And it bottoms out because it is an AWS image and we need key access not password in the cloud. So let’s use FileZilla to shake things up being I used SFTP in the last article. However I did reference FileZilla before in my article but lets create a new site and make it look like the following:
When I said earlier to remember the location of your AWS public Key – here is where you need it. Drill down your folder history on the left until you find it then drag it across to the right which is your /home/ec2-user directory
Ok jump back into putty and we’ll see if it’s there
Now the following will save you hours of banging your head against the keyboard. What happens is you will keep getting Permission denied (publickey) for my AWS EC2 instance from another computer Permissions 0664 for *.pem’ are too open. Above you see the file is –rw-rw-r—which won’t be accepted
chmod 400 *.pem
Now you will see it’s become read only and we’re going to add it into our key repo
Now ssh into the AWS image using the key to verify
ssh –i “*.pem” ubuntu@enter private DNS name
OK exit out of the ssh session and we’ll try another Ansible ping with a whoami command in verbose
ansible all –u username –a “whoami” -vv
Most likely you will end up with a “Failed to connect to the host via ssh: Permission denied (publickey).\r\n” error on one of the servers and the local will respond successfully
So, we will edit the host file to show the appropriate user names for the connection
Now we’ll add user names before the DNS entry as appropriate to their ssh credentials
firstname.lastname@example.org & email@example.com
Now we’ll ping everyone
ansible all –a”whoami”
We have full sync on the servers and are ready to play around!
ansible all –a “whoami” –become –a “whoami”
A bit more playing around
ansible all –a “/bin/echo hello”
Now we can start to break out our host file to represent groups which make pushing things in a distributed manner easier. Let’s get back to the file
Now separate the servers and add whatever grouping name you would like by putting it in brackets. For this exercise we’ll do something easy like webserver above the Ubuntu instance
Run a test against it to see if it works and gives a success result
ansible webserver –a “whoami”
Next we will create a playbook. A play book in Ansible is a YAML file which executes commands to servers, groups or everybody.
This will create a new file and we will enter the following information things must be aligned properly as shown in the picture and pay particular attention to indentation.
SO here the commented parts are just for our reference. The –hosts is the group we are going to apply this to. The steps after will make us become root in order to execute the commands once connected to the server.
We then have our tasks laid out as three separate things 1. Install Apache, 2. Install fastcgi for apache and 3. Start apache the service
|– hosts: webserver|
|– name: 1. install Apache|
|apt: name=apache2 state=present|
|– name: 2. install PHP module for Apache|
|apt: name=libapache2-mod-fastcgi state=present|
|– name: 3. Start Apache|

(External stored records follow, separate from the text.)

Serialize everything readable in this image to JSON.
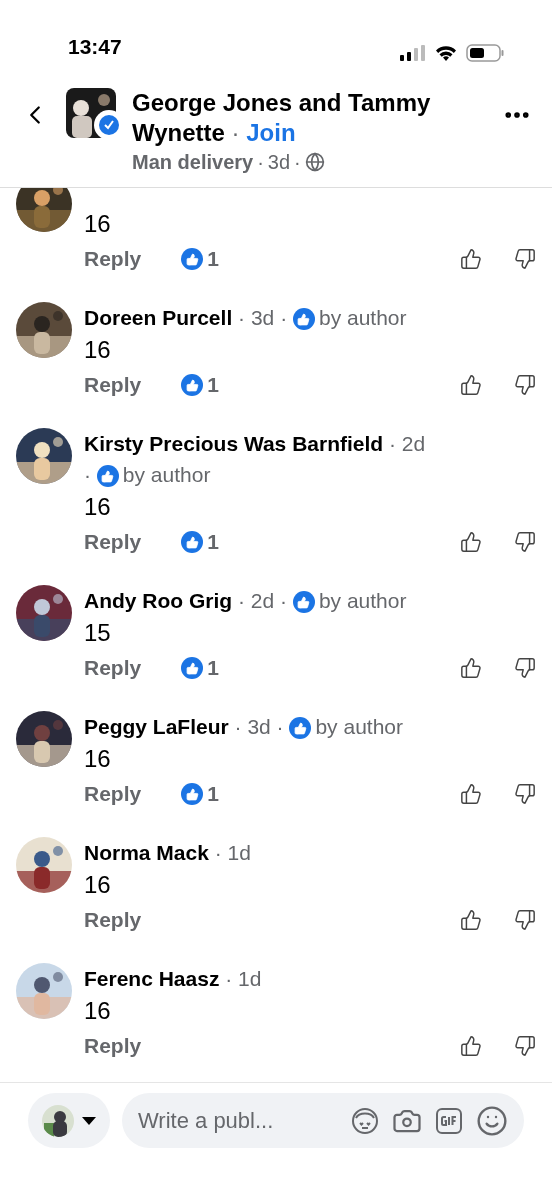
{
  "status_bar": {
    "time": "13:47"
  },
  "separator": "·",
  "header": {
    "title": "George Jones and Tammy Wynette",
    "join": "Join",
    "post_author": "Man delivery",
    "post_time": "3d"
  },
  "comments": [
    {
      "text": "16",
      "reply": "Reply",
      "likes": "1"
    },
    {
      "name": "Doreen Purcell",
      "time": "3d",
      "by_author": true,
      "by_author_label": "by author",
      "text": "16",
      "reply": "Reply",
      "likes": "1"
    },
    {
      "name": "Kirsty Precious Was Barnfield",
      "time": "2d",
      "by_author": true,
      "by_author_label": "by author",
      "text": "16",
      "reply": "Reply",
      "likes": "1"
    },
    {
      "name": "Andy Roo Grig",
      "time": "2d",
      "by_author": true,
      "by_author_label": "by author",
      "text": "15",
      "reply": "Reply",
      "likes": "1"
    },
    {
      "name": "Peggy LaFleur",
      "time": "3d",
      "by_author": true,
      "by_author_label": "by author",
      "text": "16",
      "reply": "Reply",
      "likes": "1"
    },
    {
      "name": "Norma Mack",
      "time": "1d",
      "by_author": false,
      "text": "16",
      "reply": "Reply"
    },
    {
      "name": "Ferenc Haasz",
      "time": "1d",
      "by_author": false,
      "text": "16",
      "reply": "Reply"
    }
  ],
  "composer": {
    "placeholder": "Write a publ..."
  }
}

|service: name=apache2 state=running enabled=yes|
Ok after you save the file we are going to run and test it
There is a lot more you can do with Ansible and I didn’t even start with the Web interface yet as you noticed. There are plenty of predefined scripts, playbooks roles and much more on the internet and the main place outside of GitHub is https://galaxy.ansible.com/. There is even Galaxy command built into the software which we can run for testing, I’ll install Elasticsearch for Linux-
ansible-galaxy install elastic.elasticsearch
I will dive deeper in another post, until then happy batching…